“Wait for the Lord; be strong and take heart and wait for the Lord.” Psalm 27
November 1, 2015, was a long awaited day for Father Jay Wright. On that day, more than 60 adults and 40 children gathered to worship, receive the Eucharist, witness two baptisms, and celebrate the launch of weekly worship services of All Saints East, a church plant that Fr. Wright and his wife Amy had begun dreaming about in 2012.
In 2012, the Wright family moved to the Lake Highlands area of Dallas. As they got to know their neighbors, they found that many of them didn’t have a living connection with the church.
“Early on we learned what a distinct part of the city we were in, with its own culture, values, and rhythms,” said Fr Wright. “We started to realize that the people we lived near would benefit from a three stream Anglican Church. Of course All Saints Dallas was around, but our neighbors wanted a church where they lived, where their kids went to school.”
The Wrights started reaching out to their neighbors. They held barbeques, neighborhood get-togethers, and holiday parties. Their neighbors started responding and their street came alive.
Soon after, Father Chris Myers and his wife Morgan joined the Wrights in talking, dreaming, and praying about what a church in East Dallas might look like.
“We kept watching what God was doing and responding,” explained Fr. Wright.
A year later, the dreaming turned to planning. On the last Sunday before Advent in 2013, Fr. Wright felt the Lord telling him it was time to transition.
He began discerning in community, talking with Bishop Philip Jones and Father Ken Dean of All Saints Dallas. In September 2014, Fr. Wright presented his vision to the All Saints vestry of having one church on two sites. Though All Saints East would have its own pastoral team and independent services, they would remain connected to All Saints. Two months later, the Vestry approved Fr. Wright’s request.
In January of 2015, Fr Wright gathered together an All Saints East “core team,” a group of people committed to establishing and sustaining the church plant. They began meeting twice a month to pray together, fellowship, and plan. Core team members were further divided into teams responsible for events, children ministry, hospitality, and finding a church property.
The church property committee began visiting churches in February and were met at first with disappointment.
“One of the biggest surprises for me was that I thought more churches would be interested in sharing their space,” explained Fr. Wright. “But we kept hearing ‘no.’ ”
After visiting with many churches, the building committee returned to visit with the pastor of Central Lutheran on Ash Wednesday. To their delight, he explained that their church had been praying for five years for an opportunity to share their building with a church plant.
In March, April, and May, the core team hosted monthly gathering events, informal parties to give neighbors a chance to “come and see” the people and ministry of the church.
In the summer, they pivoted from gathering to meeting together for worship, holding monthly preview services in August, September, and October.

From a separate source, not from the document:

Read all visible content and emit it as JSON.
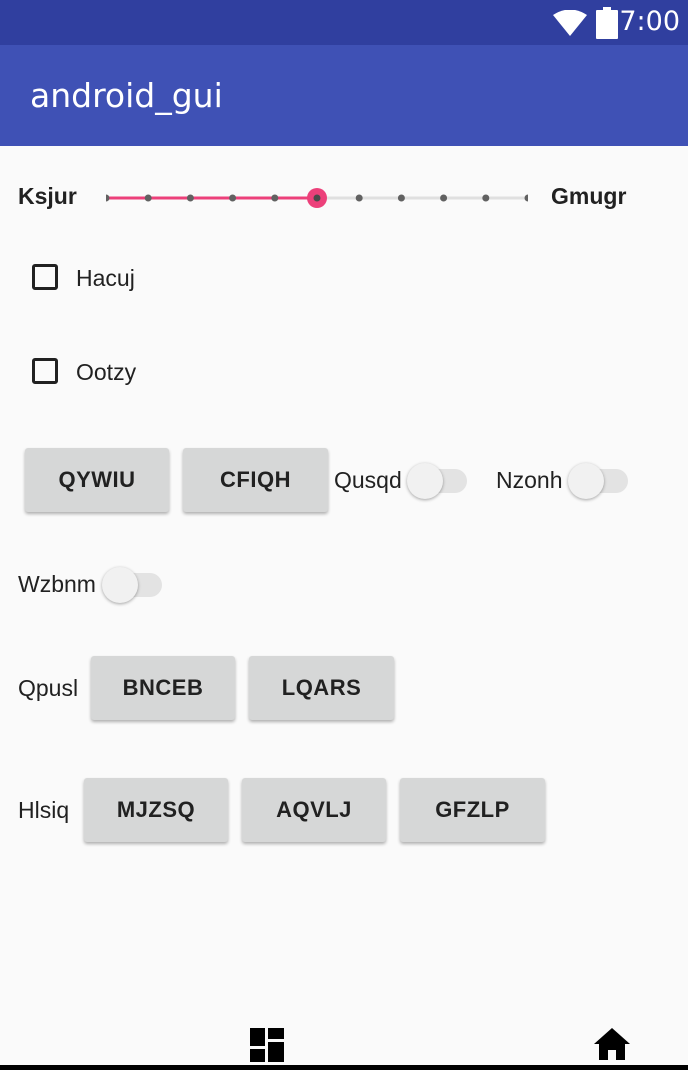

Since launching in November, All Saints East regularly sees 100 to 120 people each Sunday night. They have made Advent wreaths together, organized a children’s Christmas play, confirmed members and baptized children. Together they continue to watch for the Lord and respond to their call.
When asked what advice he might have for church planters, Fr. Wright shared the following:
“One of the biggest lessons I’m learning is that I am not responsible for outcomes,” said Fr. Wright. “We are called to be faithful in prayer, work, networking, responding, administrating, and being a priest. But we are not responsible for the outcome.
“Throughout this season I have kept Psalm 27 in mind: Wait for the Lord; be strong and take heart and wait for the Lord.”